Work instruction
All lines in the data that hold the word "测试策略" need copying.

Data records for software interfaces
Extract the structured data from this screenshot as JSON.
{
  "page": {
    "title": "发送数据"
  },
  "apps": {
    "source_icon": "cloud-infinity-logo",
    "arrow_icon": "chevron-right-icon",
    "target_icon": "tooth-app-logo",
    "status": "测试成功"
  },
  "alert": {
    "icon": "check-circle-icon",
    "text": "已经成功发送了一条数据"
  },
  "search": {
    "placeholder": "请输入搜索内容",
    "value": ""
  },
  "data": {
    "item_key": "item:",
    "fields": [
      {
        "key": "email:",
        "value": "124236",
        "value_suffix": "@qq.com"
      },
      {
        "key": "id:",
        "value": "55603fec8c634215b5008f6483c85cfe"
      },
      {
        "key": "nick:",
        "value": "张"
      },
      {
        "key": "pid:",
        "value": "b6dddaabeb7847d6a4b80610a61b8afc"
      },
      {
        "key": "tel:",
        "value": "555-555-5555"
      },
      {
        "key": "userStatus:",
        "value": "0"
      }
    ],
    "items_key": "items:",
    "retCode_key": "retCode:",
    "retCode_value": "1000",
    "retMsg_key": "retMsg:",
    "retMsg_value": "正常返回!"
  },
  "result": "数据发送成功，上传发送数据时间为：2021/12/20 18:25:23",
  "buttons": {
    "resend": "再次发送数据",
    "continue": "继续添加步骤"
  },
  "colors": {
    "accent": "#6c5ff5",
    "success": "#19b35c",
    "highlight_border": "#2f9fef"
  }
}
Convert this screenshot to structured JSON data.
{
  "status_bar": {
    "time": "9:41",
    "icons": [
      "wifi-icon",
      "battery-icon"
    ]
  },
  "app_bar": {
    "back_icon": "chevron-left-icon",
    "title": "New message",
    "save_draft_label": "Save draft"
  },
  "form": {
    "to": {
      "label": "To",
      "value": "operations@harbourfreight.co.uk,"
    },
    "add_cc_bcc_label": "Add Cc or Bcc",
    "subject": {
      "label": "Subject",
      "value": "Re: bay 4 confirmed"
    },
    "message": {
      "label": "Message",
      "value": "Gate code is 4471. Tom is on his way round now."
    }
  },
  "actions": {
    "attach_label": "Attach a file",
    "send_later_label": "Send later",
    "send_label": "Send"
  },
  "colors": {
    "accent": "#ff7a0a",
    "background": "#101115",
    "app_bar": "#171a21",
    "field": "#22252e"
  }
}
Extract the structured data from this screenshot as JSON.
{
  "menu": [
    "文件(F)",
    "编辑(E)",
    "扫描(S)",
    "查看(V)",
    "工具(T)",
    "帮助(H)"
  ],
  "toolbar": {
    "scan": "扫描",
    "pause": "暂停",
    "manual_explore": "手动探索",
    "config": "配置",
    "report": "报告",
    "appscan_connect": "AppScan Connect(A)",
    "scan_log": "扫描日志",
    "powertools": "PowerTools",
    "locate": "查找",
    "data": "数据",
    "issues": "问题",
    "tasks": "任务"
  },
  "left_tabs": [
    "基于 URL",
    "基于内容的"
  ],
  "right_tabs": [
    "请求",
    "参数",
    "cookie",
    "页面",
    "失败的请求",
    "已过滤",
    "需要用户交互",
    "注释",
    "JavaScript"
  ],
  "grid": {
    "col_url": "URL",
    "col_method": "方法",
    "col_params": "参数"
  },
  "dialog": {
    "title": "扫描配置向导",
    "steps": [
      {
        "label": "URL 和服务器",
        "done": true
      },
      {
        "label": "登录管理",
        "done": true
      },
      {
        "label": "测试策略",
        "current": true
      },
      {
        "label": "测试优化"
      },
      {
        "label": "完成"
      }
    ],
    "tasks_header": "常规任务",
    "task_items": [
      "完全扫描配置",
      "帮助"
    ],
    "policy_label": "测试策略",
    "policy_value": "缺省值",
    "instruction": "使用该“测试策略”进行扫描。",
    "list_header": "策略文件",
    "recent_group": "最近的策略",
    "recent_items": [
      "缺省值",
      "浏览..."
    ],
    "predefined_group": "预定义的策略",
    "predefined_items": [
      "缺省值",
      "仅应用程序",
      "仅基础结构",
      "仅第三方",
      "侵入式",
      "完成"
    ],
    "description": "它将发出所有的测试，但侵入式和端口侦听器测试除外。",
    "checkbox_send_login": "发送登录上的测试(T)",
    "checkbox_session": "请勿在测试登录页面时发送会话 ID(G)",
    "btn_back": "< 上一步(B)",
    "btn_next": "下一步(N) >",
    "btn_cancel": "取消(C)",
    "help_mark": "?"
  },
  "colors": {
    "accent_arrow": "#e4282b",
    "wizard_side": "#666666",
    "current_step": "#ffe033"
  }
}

Answer for this exercise
        "label": "测试策略",
    "policy_label": "测试策略",
    "instruction": "使用该“测试策略”进行扫描。",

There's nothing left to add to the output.